1JM deleted the concluding sentence of his speech: “These observations wd. show that he was not only fixed in his opposition to the Report of the Comme. but was prepared for any [risk?] that might follow a negative of it.”

Yates’s version:

“Mr. Madison. I restrain myself from animadverting on the report, from the respect I bear to the members of the committee. But I must confess I see nothing of concession in it.

“The originating money bills is no concession on the part of the smaller states, for if seven states in the second branch should want such a bill, their interest in the first branch will prevail to bring it forward—it is nothing more than a nominal privilege.

“The second branch, small in number, and well connected, will ever prevail. The power of regulating trade, imposts, treaties, &c. are more essential to the community than raising money, and no provision is made for those in the report—We are driven to an unhappy dilemma. Two thirds of the inhabitants of the union are to please the remaining one third by sacrificing their essential rights.

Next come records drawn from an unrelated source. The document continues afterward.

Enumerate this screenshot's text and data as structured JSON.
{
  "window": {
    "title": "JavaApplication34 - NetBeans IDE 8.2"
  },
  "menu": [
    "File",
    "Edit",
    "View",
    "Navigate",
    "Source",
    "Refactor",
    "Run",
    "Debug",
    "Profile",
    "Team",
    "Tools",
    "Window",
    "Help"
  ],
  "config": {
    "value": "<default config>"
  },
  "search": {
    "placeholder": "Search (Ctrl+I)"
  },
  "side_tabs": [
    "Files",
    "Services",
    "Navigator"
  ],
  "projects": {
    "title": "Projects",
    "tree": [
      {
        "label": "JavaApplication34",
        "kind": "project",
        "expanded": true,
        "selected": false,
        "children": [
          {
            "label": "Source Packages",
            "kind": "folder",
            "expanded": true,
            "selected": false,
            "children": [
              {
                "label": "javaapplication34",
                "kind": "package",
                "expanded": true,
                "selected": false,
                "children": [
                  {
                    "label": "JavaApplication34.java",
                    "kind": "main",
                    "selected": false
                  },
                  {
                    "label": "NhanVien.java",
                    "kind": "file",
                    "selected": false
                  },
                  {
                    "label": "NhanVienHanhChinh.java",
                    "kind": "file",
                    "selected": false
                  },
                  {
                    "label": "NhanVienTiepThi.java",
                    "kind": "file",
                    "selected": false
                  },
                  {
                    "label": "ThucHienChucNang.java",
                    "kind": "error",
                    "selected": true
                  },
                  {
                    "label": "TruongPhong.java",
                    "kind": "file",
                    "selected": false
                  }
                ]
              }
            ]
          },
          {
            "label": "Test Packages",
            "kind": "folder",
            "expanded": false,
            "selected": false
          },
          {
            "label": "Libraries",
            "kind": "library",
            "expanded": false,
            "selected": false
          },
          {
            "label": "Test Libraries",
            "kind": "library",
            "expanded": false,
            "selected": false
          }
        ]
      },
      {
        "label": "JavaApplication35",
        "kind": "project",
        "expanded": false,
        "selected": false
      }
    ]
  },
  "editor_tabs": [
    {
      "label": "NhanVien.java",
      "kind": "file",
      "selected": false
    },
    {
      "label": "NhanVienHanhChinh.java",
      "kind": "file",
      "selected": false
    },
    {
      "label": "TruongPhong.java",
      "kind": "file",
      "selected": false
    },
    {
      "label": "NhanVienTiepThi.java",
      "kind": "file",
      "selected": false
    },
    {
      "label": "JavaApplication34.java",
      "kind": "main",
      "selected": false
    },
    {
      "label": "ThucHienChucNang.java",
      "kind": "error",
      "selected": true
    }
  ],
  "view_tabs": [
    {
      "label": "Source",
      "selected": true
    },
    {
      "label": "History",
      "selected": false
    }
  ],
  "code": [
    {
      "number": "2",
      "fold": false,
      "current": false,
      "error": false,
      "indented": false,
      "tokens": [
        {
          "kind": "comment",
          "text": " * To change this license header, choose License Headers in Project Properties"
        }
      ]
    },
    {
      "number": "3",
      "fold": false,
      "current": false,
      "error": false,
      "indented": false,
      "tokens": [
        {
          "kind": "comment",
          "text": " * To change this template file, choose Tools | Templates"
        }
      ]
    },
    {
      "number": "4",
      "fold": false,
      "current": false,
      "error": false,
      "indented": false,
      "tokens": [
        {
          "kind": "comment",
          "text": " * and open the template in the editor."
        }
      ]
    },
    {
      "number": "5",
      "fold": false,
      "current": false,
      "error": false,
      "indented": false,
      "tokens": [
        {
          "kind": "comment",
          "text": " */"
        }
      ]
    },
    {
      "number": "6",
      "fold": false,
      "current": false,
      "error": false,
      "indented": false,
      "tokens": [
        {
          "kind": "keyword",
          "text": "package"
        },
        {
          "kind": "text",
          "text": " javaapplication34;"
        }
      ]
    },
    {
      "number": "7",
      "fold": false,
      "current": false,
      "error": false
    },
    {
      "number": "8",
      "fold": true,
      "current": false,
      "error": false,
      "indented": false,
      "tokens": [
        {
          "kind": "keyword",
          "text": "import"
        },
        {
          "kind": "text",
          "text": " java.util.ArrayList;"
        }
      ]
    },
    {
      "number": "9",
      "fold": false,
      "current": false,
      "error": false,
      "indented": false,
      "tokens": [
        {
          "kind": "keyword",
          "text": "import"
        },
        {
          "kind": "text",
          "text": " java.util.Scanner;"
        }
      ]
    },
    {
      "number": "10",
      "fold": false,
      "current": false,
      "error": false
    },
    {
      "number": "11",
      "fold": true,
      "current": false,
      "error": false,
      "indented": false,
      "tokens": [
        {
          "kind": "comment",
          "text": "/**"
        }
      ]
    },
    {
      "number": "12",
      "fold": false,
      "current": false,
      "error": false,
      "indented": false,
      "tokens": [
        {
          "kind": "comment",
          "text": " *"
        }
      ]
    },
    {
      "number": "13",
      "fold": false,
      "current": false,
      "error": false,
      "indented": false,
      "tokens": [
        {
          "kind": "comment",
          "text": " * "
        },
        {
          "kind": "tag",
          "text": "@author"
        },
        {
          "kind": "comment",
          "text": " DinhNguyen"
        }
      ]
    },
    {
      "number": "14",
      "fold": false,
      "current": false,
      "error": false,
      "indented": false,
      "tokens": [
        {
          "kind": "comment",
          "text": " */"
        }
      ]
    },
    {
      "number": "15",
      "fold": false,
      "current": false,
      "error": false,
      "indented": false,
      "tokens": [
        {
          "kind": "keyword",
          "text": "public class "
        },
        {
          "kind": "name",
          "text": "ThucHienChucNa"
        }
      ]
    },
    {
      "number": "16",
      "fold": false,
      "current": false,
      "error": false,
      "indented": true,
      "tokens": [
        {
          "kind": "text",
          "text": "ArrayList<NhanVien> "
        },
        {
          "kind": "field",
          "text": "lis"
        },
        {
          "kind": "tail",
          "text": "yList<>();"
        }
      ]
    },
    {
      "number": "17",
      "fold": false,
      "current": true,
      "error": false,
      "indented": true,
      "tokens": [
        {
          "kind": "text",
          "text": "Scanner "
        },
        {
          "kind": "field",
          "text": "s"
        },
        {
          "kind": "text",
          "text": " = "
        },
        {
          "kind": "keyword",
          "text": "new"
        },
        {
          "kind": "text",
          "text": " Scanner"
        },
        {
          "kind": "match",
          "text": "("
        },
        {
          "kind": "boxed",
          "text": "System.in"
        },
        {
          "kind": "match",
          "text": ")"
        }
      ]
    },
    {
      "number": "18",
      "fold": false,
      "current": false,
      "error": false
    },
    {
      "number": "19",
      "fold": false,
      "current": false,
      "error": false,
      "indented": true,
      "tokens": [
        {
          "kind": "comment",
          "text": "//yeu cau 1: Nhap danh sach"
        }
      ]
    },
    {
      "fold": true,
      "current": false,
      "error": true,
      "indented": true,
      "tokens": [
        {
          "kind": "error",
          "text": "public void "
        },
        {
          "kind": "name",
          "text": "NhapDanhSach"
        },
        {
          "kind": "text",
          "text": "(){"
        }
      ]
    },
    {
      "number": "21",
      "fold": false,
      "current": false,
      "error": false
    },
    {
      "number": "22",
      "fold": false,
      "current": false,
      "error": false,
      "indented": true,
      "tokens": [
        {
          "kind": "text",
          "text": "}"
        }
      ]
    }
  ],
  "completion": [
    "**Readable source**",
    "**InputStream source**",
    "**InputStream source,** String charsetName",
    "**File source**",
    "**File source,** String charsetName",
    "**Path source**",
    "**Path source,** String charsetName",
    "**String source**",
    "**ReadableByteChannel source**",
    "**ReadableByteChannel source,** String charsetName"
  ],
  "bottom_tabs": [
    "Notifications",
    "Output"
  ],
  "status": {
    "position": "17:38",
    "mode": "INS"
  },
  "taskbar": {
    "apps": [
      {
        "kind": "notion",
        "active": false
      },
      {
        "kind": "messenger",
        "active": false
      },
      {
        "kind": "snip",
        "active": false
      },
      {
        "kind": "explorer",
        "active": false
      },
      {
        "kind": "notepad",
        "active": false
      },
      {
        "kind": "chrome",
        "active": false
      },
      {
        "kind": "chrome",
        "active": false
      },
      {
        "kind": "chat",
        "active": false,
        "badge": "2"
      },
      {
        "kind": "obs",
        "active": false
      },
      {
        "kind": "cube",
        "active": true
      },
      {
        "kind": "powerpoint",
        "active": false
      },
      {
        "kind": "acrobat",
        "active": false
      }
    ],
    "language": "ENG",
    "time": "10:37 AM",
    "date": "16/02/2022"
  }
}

“When we satisfy the majority of the people in securing their rights, we have nothing to fear; in any other way, every thing. The smaller states, I hope will at last see their true and real interest. And I hope that the warmth of the gentleman from Delaware will never induce him to yield to his own suggestion of seeking for foreign aid” (Farrand, Records description begins Max Farrand, ed., The Records of the Federal Convention of 1787 (4 vols.; New Haven, 1911–37). description ends , I, 535).

Lansing’s version:

“Madison—Altho’ the House was equally divided on the 2nd Branch—on the first there was a considerable Majority for departing from Equality—All the Concessions are on one Side—We are reduced to the Alternative of displeasing Minority or Majority—by deciding for the latter we have Nothing to fear—the former every Thing. He would rather have a System received by three or four States than none” (Strayer, Delegate from N.Y. description begins Joseph R. Strayer, ed., The Delegate from New York or Proceedings of the Federal Convention … from the Notes of John Lansing, Jr. (Princeton, 1939). description ends , p. 103).

Paterson’s version:


“The Interest of the smaller States to come into the Measure—

“Delaware—foreign Power—

“New-Jersey. Single and unconnected” (Ms [DLC: Paterson Papers]).

Index Entries